:: EXERCISE INSTRUCTIONS ::
Reproduce each entry below verbatim.

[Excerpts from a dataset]
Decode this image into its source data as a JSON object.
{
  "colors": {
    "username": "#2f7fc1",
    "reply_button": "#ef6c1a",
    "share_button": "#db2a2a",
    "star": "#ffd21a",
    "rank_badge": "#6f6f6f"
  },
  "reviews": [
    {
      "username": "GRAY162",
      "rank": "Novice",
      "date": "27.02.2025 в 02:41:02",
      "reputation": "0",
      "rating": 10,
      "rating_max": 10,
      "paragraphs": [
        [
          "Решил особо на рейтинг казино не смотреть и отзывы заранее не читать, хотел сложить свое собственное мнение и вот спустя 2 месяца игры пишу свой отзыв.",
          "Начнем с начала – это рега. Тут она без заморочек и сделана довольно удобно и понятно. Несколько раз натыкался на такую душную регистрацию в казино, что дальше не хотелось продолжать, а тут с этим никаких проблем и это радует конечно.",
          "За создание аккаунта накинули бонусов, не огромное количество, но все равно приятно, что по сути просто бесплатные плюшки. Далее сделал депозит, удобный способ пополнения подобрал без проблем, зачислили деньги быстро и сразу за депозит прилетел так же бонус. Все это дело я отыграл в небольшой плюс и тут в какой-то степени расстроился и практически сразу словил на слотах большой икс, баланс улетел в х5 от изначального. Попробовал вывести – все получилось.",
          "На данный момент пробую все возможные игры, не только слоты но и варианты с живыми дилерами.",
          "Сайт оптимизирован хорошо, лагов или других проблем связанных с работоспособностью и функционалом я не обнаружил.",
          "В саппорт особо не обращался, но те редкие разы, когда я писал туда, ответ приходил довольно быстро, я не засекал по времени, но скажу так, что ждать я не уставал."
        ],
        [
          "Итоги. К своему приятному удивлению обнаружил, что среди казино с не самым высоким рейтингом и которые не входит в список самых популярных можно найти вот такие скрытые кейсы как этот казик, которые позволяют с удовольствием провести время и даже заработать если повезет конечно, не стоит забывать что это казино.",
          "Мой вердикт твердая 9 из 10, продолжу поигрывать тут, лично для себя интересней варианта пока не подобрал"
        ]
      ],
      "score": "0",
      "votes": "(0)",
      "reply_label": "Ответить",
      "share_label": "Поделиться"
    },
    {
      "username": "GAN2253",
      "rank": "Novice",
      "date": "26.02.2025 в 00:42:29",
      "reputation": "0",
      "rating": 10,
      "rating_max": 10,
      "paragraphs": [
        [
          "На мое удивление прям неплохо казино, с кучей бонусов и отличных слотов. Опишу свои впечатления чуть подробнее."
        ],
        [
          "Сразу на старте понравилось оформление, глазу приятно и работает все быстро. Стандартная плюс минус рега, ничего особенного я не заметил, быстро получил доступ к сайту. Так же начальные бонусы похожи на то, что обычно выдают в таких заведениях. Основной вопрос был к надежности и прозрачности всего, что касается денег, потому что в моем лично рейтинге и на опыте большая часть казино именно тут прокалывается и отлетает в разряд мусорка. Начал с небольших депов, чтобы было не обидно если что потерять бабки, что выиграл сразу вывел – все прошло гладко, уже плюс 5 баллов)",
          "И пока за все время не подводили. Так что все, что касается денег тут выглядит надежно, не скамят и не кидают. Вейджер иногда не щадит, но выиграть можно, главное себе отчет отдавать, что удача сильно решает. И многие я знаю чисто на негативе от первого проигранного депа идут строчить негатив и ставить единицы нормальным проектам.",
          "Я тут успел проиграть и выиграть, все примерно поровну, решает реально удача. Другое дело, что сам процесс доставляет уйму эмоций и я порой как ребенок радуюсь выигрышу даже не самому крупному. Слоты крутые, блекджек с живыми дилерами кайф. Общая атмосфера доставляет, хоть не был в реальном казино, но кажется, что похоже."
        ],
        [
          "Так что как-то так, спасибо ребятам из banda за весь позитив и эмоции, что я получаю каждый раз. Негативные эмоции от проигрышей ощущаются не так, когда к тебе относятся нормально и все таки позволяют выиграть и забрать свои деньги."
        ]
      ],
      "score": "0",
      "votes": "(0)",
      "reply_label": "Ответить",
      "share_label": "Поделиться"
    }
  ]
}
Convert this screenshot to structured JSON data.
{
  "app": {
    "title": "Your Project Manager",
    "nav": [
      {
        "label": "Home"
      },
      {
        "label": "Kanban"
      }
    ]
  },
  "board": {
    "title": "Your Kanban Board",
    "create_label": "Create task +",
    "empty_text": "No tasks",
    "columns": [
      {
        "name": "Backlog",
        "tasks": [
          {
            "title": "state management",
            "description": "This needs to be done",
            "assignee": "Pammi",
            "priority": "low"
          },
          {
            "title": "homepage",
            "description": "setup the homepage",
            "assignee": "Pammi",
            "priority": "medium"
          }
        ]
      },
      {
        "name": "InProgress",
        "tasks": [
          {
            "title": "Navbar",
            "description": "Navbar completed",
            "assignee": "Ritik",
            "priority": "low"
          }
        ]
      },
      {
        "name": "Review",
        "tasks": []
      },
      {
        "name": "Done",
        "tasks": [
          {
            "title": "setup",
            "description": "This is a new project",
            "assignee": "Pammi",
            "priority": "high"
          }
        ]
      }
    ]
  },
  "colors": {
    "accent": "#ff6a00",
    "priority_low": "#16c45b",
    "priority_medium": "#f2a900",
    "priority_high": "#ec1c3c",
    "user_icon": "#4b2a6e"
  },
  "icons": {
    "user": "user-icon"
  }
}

:: WRITTEN ANSWER ::
Decode this image into its source data as a JSON object.
{
  "colors": {
    "username": "#2f7fc1",
    "reply_button": "#ef6c1a",
    "share_button": "#db2a2a",
    "star": "#ffd21a",
    "rank_badge": "#6f6f6f"
  },
  "reviews": [
    {
      "username": "GRAY162",
      "rank": "Novice",
      "date": "27.02.2025 в 02:41:02",
      "reputation": "0",
      "rating": 10,
      "rating_max": 10,
      "paragraphs": [
        [
          "Решил особо на рейтинг казино не смотреть и отзывы заранее не читать, хотел сложить свое собственное мнение и вот спустя 2 месяца игры пишу свой отзыв.",
          "Начнем с начала – это рега. Тут она без заморочек и сделана довольно удобно и понятно. Несколько раз натыкался на такую душную регистрацию в казино, что дальше не хотелось продолжать, а тут с этим никаких проблем и это радует конечно.",
          "За создание аккаунта накинули бонусов, не огромное количество, но все равно приятно, что по сути просто бесплатные плюшки. Далее сделал депозит, удобный способ пополнения подобрал без проблем, зачислили деньги быстро и сразу за депозит прилетел так же бонус. Все это дело я отыграл в небольшой плюс и тут в какой-то степени расстроился и практически сразу словил на слотах большой икс, баланс улетел в х5 от изначального. Попробовал вывести – все получилось.",
          "На данный момент пробую все возможные игры, не только слоты но и варианты с живыми дилерами.",
          "Сайт оптимизирован хорошо, лагов или других проблем связанных с работоспособностью и функционалом я не обнаружил.",
          "В саппорт особо не обращался, но те редкие разы, когда я писал туда, ответ приходил довольно быстро, я не засекал по времени, но скажу так, что ждать я не уставал."
        ],
        [
          "Итоги. К своему приятному удивлению обнаружил, что среди казино с не самым высоким рейтингом и которые не входит в список самых популярных можно найти вот такие скрытые кейсы как этот казик, которые позволяют с удовольствием провести время и даже заработать если повезет конечно, не стоит забывать что это казино.",
          "Мой вердикт твердая 9 из 10, продолжу поигрывать тут, лично для себя интересней варианта пока не подобрал"
        ]
      ],
      "score": "0",
      "votes": "(0)",
      "reply_label": "Ответить",
      "share_label": "Поделиться"
    },
    {
      "username": "GAN2253",
      "rank": "Novice",
      "date": "26.02.2025 в 00:42:29",
      "reputation": "0",
      "rating": 10,
      "rating_max": 10,
      "paragraphs": [
        [
          "На мое удивление прям неплохо казино, с кучей бонусов и отличных слотов. Опишу свои впечатления чуть подробнее."
        ],
        [
          "Сразу на старте понравилось оформление, глазу приятно и работает все быстро. Стандартная плюс минус рега, ничего особенного я не заметил, быстро получил доступ к сайту. Так же начальные бонусы похожи на то, что обычно выдают в таких заведениях. Основной вопрос был к надежности и прозрачности всего, что касается денег, потому что в моем лично рейтинге и на опыте большая часть казино именно тут прокалывается и отлетает в разряд мусорка. Начал с небольших депов, чтобы было не обидно если что потерять бабки, что выиграл сразу вывел – все прошло гладко, уже плюс 5 баллов)",
          "И пока за все время не подводили. Так что все, что касается денег тут выглядит надежно, не скамят и не кидают. Вейджер иногда не щадит, но выиграть можно, главное себе отчет отдавать, что удача сильно решает. И многие я знаю чисто на негативе от первого проигранного депа идут строчить негатив и ставить единицы нормальным проектам.",
          "Я тут успел проиграть и выиграть, все примерно поровну, решает реально удача. Другое дело, что сам процесс доставляет уйму эмоций и я порой как ребенок радуюсь выигрышу даже не самому крупному. Слоты крутые, блекджек с живыми дилерами кайф. Общая атмосфера доставляет, хоть не был в реальном казино, но кажется, что похоже."
        ],
        [
          "Так что как-то так, спасибо ребятам из banda за весь позитив и эмоции, что я получаю каждый раз. Негативные эмоции от проигрышей ощущаются не так, когда к тебе относятся нормально и все таки позволяют выиграть и забрать свои деньги."
        ]
      ],
      "score": "0",
      "votes": "(0)",
      "reply_label": "Ответить",
      "share_label": "Поделиться"
    }
  ]
}
Convert this screenshot to structured JSON data.
{
  "app": {
    "title": "Your Project Manager",
    "nav": [
      {
        "label": "Home"
      },
      {
        "label": "Kanban"
      }
    ]
  },
  "board": {
    "title": "Your Kanban Board",
    "create_label": "Create task +",
    "empty_text": "No tasks",
    "columns": [
      {
        "name": "Backlog",
        "tasks": [
          {
            "title": "state management",
            "description": "This needs to be done",
            "assignee": "Pammi",
            "priority": "low"
          },
          {
            "title": "homepage",
            "description": "setup the homepage",
            "assignee": "Pammi",
            "priority": "medium"
          }
        ]
      },
      {
        "name": "InProgress",
        "tasks": [
          {
            "title": "Navbar",
            "description": "Navbar completed",
            "assignee": "Ritik",
            "priority": "low"
          }
        ]
      },
      {
        "name": "Review",
        "tasks": []
      },
      {
        "name": "Done",
        "tasks": [
          {
            "title": "setup",
            "description": "This is a new project",
            "assignee": "Pammi",
            "priority": "high"
          }
        ]
      }
    ]
  },
  "colors": {
    "accent": "#ff6a00",
    "priority_low": "#16c45b",
    "priority_medium": "#f2a900",
    "priority_high": "#ec1c3c",
    "user_icon": "#4b2a6e"
  },
  "icons": {
    "user": "user-icon"
  }
}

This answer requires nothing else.